Poker is a card game where players bet against each other and try to form the best possible hand based on the cards they have. Each player places their bets into a pot called the ‘pot’, which is then claimed by the person with the highest-ranking hand at the end of each betting round. There are a lot of different ways to play poker, and players often develop their own strategy through detailed self-examination or by discussing their hands with other players for a more objective look at their strengths and weaknesses.
If you are new to the game of poker, start by finding a friend who plays regularly and ask for an invitation to their home games. This is a great way to learn the game in a comfortable, laid-back environment. You can even start by playing for tokens instead of actual money if you want to keep your stakes low until you’ve mastered the game.
Another great way to get started with poker is to join a poker club in your area. These groups will typically meet once a week or so to play a few games of poker with fellow enthusiasts. This is a great way to meet people and make new friends while learning the game at the same time. You can also find local clubs on the Internet.

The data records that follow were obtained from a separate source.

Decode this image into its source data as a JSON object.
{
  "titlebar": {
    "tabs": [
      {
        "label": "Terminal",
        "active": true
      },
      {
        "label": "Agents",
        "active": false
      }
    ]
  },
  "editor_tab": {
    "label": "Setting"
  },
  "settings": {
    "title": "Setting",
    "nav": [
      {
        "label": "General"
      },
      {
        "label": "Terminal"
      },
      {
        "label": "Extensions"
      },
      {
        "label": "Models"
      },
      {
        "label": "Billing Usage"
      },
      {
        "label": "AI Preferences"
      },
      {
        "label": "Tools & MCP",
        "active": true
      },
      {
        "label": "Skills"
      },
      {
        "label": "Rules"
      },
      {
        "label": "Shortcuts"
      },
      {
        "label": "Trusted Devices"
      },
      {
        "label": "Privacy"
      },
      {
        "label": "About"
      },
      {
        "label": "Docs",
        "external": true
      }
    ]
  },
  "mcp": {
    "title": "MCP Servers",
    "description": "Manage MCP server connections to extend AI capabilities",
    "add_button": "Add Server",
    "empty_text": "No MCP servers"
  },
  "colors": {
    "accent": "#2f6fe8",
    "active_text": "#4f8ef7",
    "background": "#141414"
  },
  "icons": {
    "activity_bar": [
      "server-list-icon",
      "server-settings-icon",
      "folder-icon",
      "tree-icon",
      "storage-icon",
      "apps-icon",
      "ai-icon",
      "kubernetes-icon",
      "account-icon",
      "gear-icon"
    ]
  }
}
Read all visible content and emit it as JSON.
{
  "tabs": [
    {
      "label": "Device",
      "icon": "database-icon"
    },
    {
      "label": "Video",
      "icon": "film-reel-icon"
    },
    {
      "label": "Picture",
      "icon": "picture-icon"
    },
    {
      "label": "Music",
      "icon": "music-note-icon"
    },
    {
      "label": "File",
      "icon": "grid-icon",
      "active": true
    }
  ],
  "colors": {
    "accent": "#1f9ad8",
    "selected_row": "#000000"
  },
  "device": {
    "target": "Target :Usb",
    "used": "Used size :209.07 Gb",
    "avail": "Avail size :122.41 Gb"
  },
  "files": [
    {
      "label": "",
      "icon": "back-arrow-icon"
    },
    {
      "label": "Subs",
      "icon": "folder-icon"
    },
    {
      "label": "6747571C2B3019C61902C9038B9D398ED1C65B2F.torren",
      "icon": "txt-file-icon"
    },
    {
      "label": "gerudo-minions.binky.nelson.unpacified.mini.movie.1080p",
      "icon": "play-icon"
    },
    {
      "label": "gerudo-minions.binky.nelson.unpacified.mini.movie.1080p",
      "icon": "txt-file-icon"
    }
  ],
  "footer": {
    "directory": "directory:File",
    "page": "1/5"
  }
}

When you’re ready to move on from your casual home games, start playing in real-life poker tournaments. These events are held in casinos, private clubs, and bars around the world. The main goal of a poker tournament is to earn a certain amount of money by placing your bets in the pot. The higher your bet, the more likely you are to win the pot.
Poker is a game of strategy, and one of the most important strategies for beginners is to learn how to bet correctly. It’s easy to fall into the trap of calling every bet, but this will only hurt your chances of winning in the long run. When you have a strong hand, bet aggressively to put your opponents on the defensive.
You should also learn how to read the other players at the table. This includes noticing their tells, such as a player’s eye movements, idiosyncrasies, and betting behavior. By observing their behavior, you can figure out whether they have a strong hand or are bluffing.
One of the biggest mistakes poker players make is getting too attached to their good hands. While a pair of pocket kings is a solid starting hand, it’s important to remember that an ace on the flop can spell disaster for them. In addition, a weak board should make you cautious with all of its potential straight and flush possibilities.